Ferdinando Pacitti

Alfonso Pacitti
updated 13 May 2024

Ferdinando was the second child of Antonio Pacitto & Annamaria Pacitto. Ferdinando was born 25th April 1842 at Cerasuolo. In 1865, he married Pasqua Coia and they had seven children together before Pasqua died in 1880. Left a widow to look after two young children (Carmine and Gerardo), Ferdinando married a second time to Mariantonia Pacitti on March 4th 1883 at Cerasuolo. Together they had six children. The Scottish marriage certificates of some of his children gave his occupation as a farmer.

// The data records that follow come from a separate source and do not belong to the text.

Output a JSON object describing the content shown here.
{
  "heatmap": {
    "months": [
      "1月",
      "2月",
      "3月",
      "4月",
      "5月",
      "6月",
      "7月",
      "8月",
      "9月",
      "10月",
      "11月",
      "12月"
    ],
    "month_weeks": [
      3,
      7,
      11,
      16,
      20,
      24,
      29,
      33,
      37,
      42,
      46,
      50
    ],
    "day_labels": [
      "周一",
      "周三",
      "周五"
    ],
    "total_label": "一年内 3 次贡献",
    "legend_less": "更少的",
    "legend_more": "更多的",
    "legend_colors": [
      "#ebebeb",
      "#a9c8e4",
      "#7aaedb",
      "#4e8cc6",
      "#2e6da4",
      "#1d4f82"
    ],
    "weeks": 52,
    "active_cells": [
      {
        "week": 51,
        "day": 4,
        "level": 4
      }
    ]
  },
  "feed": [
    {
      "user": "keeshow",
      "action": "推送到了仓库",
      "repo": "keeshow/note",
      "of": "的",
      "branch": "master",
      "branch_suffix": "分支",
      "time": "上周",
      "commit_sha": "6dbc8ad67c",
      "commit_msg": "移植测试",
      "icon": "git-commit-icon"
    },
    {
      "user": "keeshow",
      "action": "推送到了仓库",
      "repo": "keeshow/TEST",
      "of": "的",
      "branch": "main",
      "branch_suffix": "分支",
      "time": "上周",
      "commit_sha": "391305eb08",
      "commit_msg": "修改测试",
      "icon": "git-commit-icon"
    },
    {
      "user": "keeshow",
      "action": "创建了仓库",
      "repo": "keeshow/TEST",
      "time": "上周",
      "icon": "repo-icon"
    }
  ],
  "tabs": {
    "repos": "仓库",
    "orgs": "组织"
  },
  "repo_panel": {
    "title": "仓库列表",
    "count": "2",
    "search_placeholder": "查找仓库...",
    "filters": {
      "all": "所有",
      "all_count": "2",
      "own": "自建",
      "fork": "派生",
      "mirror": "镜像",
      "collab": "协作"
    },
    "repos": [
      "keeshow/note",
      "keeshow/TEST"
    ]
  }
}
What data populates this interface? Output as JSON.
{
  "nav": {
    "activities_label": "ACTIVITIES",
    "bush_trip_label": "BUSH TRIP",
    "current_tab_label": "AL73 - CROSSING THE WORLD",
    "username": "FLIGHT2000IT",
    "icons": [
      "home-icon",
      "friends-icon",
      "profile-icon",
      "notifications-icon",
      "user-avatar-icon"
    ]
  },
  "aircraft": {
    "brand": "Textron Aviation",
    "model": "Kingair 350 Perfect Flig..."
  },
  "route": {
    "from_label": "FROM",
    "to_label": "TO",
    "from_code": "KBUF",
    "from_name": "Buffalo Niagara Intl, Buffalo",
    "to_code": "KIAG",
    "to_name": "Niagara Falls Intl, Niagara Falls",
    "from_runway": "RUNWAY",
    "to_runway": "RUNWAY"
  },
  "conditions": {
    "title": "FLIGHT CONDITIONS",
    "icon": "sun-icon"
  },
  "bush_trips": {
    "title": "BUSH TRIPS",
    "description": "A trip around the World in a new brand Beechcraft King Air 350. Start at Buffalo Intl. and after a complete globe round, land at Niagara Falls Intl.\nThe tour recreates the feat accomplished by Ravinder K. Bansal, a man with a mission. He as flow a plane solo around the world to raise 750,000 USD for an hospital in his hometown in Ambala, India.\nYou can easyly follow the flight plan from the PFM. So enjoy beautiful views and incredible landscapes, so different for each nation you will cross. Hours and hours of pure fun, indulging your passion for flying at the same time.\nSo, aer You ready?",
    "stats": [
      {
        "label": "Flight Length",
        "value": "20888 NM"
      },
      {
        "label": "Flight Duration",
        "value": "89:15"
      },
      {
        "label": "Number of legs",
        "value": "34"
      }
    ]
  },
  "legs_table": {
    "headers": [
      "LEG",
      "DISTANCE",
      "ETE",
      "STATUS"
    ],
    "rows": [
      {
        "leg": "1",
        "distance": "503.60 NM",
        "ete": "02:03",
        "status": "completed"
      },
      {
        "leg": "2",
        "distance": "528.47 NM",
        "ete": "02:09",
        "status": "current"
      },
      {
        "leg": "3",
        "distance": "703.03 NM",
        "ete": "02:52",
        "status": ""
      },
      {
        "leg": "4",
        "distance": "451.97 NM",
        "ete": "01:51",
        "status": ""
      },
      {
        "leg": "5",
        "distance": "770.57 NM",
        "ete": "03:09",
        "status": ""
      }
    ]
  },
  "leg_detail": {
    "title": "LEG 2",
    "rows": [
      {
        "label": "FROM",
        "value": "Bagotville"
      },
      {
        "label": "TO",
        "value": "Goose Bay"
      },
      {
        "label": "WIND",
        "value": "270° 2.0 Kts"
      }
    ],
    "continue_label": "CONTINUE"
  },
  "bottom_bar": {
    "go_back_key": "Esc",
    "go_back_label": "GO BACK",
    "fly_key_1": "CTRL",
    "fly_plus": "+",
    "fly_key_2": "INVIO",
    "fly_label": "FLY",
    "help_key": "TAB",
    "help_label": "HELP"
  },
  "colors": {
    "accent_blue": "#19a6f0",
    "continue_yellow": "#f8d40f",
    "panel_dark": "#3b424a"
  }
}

Ferdinando died at Cerasuolo on 19th August 1899 and Mariantonia continued to live at Cerasuolo until her own death in 1919. Gerardo, the eldest surviving male also remained at Cerasuolo in Italy where he died in 1939. The other children emigrated to the UK between 1900 and 1920.

Mariantonia Pacitti continued to live in Italy. According to my father, she did visit her family in Scotland on one occasion round about 1920 but, happy that they were all doing well, she returned to Italy where she died sometime between 1925 and 1930.

The family tree below provides detail on Ferdinando's thirteen children.

Pacitti Ferdinando

My father’s confirmation godfather, Pietro Jacobelli, provided some further background.

My father had met Signor Jacobelli in Italy many years after his confirmation; Jacobelli was a first class tailor by trade and at this time he was one of the wise old men in the town of Cerasuolo. He told my father that Ferdinando had been employed as the ‘fattore’ (a bailiff or steward) for the Duca di Marotta, a local land owner. The ducal family of Marotta were well known and respected in the area and one of the Dukes was responsible for providing funds to build the imprsesive church of San Pasquale Baylon in Cerasuolo.
Ferdinando died relatively young leaving a widow, six sons and a daughter. This would tie in with the other facts of that time; Gerardo, the eldest, remained in Italy; Carmine, next oldest, emigrated to London in 1900 shortly after getting married at Cerasuolo, and then some years later to Scotland; all of the remaining children of Ferdinando followed suit over the next 15 years or so.